Stoppage Time: Bayern ready to assume the throne

Bayern Munich has been by far the most dominant team in Europe this season, walking to the Bundesliga title and brushing aside both Juventus and Barcelona among others on its way to the Champions League final at Wembley Stadium on Saturday.

Bayern will be favored to beat fellow Bundesliga side Borussia Dortmund in club soccer's showpiece event this weekend, and the team has the chance to become the first German side to capture the treble.

But the Bavarians' dominance this season didn't happen overnight, rather it is the culmination of a process that began with a humbling defeat to Barcelona four years ago.

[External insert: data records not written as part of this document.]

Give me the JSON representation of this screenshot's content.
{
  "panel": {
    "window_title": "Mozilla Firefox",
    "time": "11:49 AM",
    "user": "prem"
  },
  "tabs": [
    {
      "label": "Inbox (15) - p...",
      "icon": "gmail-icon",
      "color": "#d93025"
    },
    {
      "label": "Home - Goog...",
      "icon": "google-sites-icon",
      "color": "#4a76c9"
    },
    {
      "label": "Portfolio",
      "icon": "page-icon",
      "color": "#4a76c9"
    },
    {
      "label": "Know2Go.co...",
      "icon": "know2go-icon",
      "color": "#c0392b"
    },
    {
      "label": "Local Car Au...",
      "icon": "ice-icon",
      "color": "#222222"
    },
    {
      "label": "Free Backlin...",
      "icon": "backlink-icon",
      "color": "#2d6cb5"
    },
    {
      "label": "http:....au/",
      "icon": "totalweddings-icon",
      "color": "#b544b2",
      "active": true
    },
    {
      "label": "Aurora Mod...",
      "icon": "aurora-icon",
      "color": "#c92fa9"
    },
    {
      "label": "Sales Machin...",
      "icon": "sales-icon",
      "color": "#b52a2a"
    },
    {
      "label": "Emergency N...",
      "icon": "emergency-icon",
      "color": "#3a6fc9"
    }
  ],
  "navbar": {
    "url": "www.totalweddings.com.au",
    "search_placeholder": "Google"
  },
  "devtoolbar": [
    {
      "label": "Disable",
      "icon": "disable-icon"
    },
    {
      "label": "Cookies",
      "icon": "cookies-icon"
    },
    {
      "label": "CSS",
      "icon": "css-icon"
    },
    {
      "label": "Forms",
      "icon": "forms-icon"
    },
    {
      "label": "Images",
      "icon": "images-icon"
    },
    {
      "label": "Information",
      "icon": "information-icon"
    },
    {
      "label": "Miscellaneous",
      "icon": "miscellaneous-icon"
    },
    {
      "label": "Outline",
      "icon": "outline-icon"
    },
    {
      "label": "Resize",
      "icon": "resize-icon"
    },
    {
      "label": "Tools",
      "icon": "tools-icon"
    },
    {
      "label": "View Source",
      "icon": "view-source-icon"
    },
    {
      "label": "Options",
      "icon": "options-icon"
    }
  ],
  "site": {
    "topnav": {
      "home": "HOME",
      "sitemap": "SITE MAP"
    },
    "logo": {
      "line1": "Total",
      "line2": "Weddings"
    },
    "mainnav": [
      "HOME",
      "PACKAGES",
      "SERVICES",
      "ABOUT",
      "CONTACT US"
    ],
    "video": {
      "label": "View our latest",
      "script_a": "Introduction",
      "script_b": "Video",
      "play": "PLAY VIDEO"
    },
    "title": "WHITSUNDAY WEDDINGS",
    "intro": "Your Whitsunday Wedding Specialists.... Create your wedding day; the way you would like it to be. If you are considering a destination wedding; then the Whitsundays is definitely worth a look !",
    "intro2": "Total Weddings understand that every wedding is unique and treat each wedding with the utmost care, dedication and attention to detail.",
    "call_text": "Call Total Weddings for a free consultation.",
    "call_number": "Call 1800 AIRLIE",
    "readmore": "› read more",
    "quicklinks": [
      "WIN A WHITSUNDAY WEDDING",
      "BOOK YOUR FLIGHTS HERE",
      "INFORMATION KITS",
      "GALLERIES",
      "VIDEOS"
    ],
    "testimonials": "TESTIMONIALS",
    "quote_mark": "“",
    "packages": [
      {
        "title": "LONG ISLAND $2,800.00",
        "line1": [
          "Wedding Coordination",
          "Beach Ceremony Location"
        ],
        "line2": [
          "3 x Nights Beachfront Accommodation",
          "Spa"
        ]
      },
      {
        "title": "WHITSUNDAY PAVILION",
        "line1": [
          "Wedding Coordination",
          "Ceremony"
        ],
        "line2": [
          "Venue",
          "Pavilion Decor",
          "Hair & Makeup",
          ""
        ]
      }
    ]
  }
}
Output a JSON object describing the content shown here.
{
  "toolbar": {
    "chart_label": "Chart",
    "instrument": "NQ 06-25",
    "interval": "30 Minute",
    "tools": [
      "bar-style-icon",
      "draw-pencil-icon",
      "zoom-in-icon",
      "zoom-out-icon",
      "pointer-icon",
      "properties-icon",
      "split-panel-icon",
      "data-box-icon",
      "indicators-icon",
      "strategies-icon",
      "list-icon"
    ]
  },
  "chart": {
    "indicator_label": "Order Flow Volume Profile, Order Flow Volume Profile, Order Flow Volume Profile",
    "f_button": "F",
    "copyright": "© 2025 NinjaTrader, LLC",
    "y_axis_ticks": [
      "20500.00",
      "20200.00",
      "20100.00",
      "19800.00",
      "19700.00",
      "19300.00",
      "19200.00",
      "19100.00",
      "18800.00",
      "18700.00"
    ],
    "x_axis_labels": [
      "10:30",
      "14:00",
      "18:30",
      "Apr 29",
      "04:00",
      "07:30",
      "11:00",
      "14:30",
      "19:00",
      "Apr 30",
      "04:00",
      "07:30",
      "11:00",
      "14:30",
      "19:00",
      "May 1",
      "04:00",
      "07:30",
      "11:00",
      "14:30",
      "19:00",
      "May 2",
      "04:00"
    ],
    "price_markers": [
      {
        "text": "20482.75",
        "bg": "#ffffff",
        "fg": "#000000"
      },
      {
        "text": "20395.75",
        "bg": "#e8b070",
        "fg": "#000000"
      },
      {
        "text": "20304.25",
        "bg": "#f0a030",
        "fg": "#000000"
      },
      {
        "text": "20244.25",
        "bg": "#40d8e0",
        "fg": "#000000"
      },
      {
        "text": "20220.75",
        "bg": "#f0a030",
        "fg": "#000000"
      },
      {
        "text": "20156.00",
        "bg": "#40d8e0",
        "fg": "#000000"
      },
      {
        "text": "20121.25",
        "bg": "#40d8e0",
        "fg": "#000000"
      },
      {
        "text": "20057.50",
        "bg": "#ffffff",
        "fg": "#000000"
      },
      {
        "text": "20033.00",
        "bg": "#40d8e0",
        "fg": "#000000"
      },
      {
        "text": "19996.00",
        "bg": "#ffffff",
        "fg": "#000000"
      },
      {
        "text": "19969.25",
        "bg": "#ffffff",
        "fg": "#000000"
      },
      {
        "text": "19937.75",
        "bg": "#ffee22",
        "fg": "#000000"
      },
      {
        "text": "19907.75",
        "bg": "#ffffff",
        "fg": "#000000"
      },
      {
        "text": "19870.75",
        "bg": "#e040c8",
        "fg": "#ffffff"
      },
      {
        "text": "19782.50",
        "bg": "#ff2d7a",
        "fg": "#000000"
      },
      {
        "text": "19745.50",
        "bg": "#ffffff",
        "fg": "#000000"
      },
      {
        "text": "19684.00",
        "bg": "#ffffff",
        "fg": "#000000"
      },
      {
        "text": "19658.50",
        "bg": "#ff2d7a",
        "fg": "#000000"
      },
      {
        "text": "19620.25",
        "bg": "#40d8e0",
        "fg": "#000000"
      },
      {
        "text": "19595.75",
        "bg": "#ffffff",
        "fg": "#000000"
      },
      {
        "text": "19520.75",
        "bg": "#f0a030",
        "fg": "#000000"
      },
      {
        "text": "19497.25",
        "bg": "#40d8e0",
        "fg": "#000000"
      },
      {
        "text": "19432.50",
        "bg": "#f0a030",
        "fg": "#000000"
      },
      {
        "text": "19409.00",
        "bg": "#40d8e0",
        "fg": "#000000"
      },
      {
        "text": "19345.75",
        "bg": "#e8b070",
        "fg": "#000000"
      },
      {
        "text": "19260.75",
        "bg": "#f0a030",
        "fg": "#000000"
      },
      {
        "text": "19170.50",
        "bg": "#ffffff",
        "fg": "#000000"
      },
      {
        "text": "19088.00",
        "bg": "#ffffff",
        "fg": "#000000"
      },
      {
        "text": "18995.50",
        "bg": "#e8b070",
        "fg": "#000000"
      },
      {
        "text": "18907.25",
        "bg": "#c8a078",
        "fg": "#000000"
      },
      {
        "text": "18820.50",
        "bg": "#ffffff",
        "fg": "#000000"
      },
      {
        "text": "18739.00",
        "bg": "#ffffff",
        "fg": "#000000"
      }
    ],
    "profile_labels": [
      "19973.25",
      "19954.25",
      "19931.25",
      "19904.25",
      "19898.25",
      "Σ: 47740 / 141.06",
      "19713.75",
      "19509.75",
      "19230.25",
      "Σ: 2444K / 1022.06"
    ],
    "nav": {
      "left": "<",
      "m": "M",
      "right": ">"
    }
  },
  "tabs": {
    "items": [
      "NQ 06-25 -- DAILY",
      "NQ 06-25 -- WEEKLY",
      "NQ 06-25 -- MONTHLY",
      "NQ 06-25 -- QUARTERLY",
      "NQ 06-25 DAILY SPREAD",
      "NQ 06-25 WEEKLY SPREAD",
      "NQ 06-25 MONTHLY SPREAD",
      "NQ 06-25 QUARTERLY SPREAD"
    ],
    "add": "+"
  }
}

At that time, Bayern was just beginning to turn the corner after a fourth- place finish in the Bundesliga during the 2006-07 campaign, leaving the club without a place in the Champions League for the first time in more than a decade.

Signing players like Franck Ribery, Miroslav Klose and Luca Toni helped to turn the tide, and Bayern managed to reach the quarterfinals of the Champions League in 2008-09, where the club was humbled, 5-1, over two legs by Barcelona.

Of course, the Spanish side went on to win the competition that year, and establish itself as the preeminent force in the game.

Bayern used that defeat as a measuring stick, realizing there was still a long way to go to compete with Europe's best.

While Barcelona was collecting every accolade possible for a club team over the past four years, Bayern was beginning to build a dynasty of its own.

The additions of Arjen Robben and Mario Gomez followed the Barcelona setback, and so, too, did a spot in the Champions League final, which ended with a 2-0 defeat to Inter Milan.

Bayern appeared ready to break through last season, but it ended with second- place finishes in the league and Pokal Cup to Dortmund before the biggest disappointment of all, a heartbreaking defeat on penalty kicks against Chelsea at the Allianz Arena in Munich in the Champions League final.

"At that time, it was a shock for us all," Ribery said of last season. "We suffered greatly a year ago after finishing second in the league and losing the UEFA Champions League final to Chelsea, as well as the DFB Cup final against Borussia Dortmund. It was a terrible season and we were all at the end of our tethers in the changing room, but we managed to bounce back immediately."

Part of the reason for Bayern's ability to bounce back was due to the signings of Mario Mandzukic and Javi Martinez, who helped to round out a roster loaded from top to bottom.

Mandzukic led the club in goals and provided manager Jupp Heynckes with a potent one-two punch along with Gomez, while Martinez shored up an already stout midfield.

And maybe just as important has been the maturation of younger players like Thomas Muller and Toni Kroos, who have developed into game-changing talents over the past few years.

Bastian Schweinsteiger and Philipp Lahm have come up through the system at Bayern and have been central to the club's success, and both are in the prime of their careers as well.

Four years after Bayern's reality check against Barcelona, the two sides got together again in the semifinals of the Champions League this season.

It was viewed as a matchup of the two best teams in the world, and promised to be an epic two-legged affair.

However, Bayern's 7-0 destruction of Barca was as stunning as it was impressive, leading many to believe the torch as Europe's premier side had been passed.

And Bayern doesn't look like it will slow down any time soon, with the club having already secured the signature of Mario Gotze from Dortmund, who is one of the top young midfielders in Germany.

Having recently deposed of the kings of Europe, Bayern would appear to be poised to ascend to the throne themselves with just one hurdle remaining.

Yet if the club suffers its third defeat in the last four years in the final, it will be another crushing setback for a team that is too familiar with them.

On paper, Dortmund doesn't have the same level of talent as its German rival, but there is a certain level of familiarity that could help to spark an upset.

Dortmund and Bayern have met four times this season across all competitions, with two draws and two Bayern victories by one goal.

There is no team in Europe that knows Bayern better, and after an impressive win over Real Madrid in the semifinals, Ribery knows that Dortmund will be tough.

But he doesn't feel his team will be denied this time around.

"I was impressed how this team (Dortmund) managed to dismantle Real Madrid in the semifinals, but we should only be thinking of ourselves. Put simply, we're stronger," Ribery said.

Stronger, and finally destined to take its place at the top of the sport after a four-year journey.